7 March 2000

Could high levels of credit card debt be bad for you?

by Kate Melville

Who amongst you can get through the week without using their credit card? Very few after discounting conspiracy theorists who imagine they are being tracked by secret governments and hermits living in caves so as to be closer to nature.

Well now we can tell you that according to researchers from Ohio State University people who suffer stress about their credit card debt also showed elevated levels of physical impairment and felt in worse health than those with less debt!

While this may sound blindingly obvious, according Prof. Paul Lavrakas of Ohio State, "as far as we know, we're the first to actually look at the connection between credit card debt and health."

The study was based on telephone surveys of 1,036 Ohioans. While it showed that credit card debt was not an important factor when compared to specific health measures like weight and tobacco use, it did still indicate a clear link between debt and health even after all other factors including income and age were taken into account.

"Any one of us who has debt knows that it can cause stress in our lives, and it makes sense that this stress may be bad for our health," said Prof. Paul J. Lavrakas, co-author of the study and director of Ohio State's Center for Survey Research. "The stress of owing money, and knowledge that we're paying high interest rates, may lead to increased stress resulting in worsening health," Lavrakas said.

In the survey respondents had to rate their health on a scale ranging from very good to very poor as well as being catergorised for physical impairment using a standard scale that asked them to rate how difficult it was to perform everyday activities. From their responses participants were given a rating or 'heath index' and this was then mapped against a 'debt stress index', designed by Lavrakas. The debt stress index asked respondents how greatly they worried about their total debt and showed a strong correlation between debt stress and personal health.

So basically the amount of debt a person has and their debt stress play an additive role, each contributing to worsening health. However, the findings showed that the only factor related to health was the ratio of credit card debt the participants owed to their total family income.

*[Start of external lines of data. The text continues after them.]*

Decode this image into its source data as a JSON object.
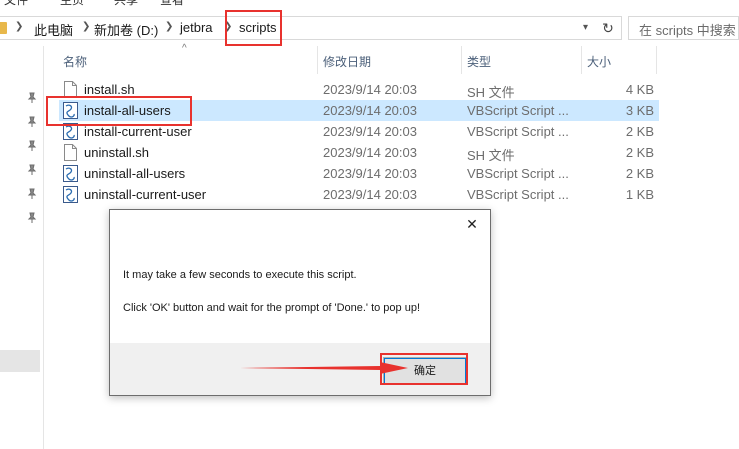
{
  "ribbon": {
    "items": [
      "文件",
      "主页",
      "共享",
      "查看"
    ]
  },
  "address": {
    "crumbs": [
      "此电脑",
      "新加卷 (D:)",
      "jetbra",
      "scripts"
    ],
    "search_placeholder": "在 scripts 中搜索"
  },
  "columns": {
    "name": "名称",
    "date": "修改日期",
    "type": "类型",
    "size": "大小"
  },
  "files": [
    {
      "name": "install.sh",
      "date": "2023/9/14 20:03",
      "type": "SH 文件",
      "size": "4 KB",
      "icon": "sh-file-icon"
    },
    {
      "name": "install-all-users",
      "date": "2023/9/14 20:03",
      "type": "VBScript Script ...",
      "size": "3 KB",
      "icon": "vbscript-file-icon",
      "selected": true
    },
    {
      "name": "install-current-user",
      "date": "2023/9/14 20:03",
      "type": "VBScript Script ...",
      "size": "2 KB",
      "icon": "vbscript-file-icon"
    },
    {
      "name": "uninstall.sh",
      "date": "2023/9/14 20:03",
      "type": "SH 文件",
      "size": "2 KB",
      "icon": "sh-file-icon"
    },
    {
      "name": "uninstall-all-users",
      "date": "2023/9/14 20:03",
      "type": "VBScript Script ...",
      "size": "2 KB",
      "icon": "vbscript-file-icon"
    },
    {
      "name": "uninstall-current-user",
      "date": "2023/9/14 20:03",
      "type": "VBScript Script ...",
      "size": "1 KB",
      "icon": "vbscript-file-icon"
    }
  ],
  "dialog": {
    "message_line1": "It may take a few seconds to execute this script.",
    "message_line2": "Click 'OK' button and wait for the prompt of 'Done.' to pop up!",
    "ok_label": "确定",
    "close_glyph": "✕"
  },
  "colors": {
    "highlight": "#e8322e",
    "selection": "#cce8ff",
    "header_text": "#4c607a"
  }
}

Therefore, while we doubt many readers will stop using their credit cards based on these findings alone, it is another factor to consider if you want to decrease your stress levels. Perhaps a logical extension is to quit work and to forget about your credit card debt. Provided you have credit card insurance the outstanding balance on your cards will be covered and so you can decrease your stress level to an even greater degree!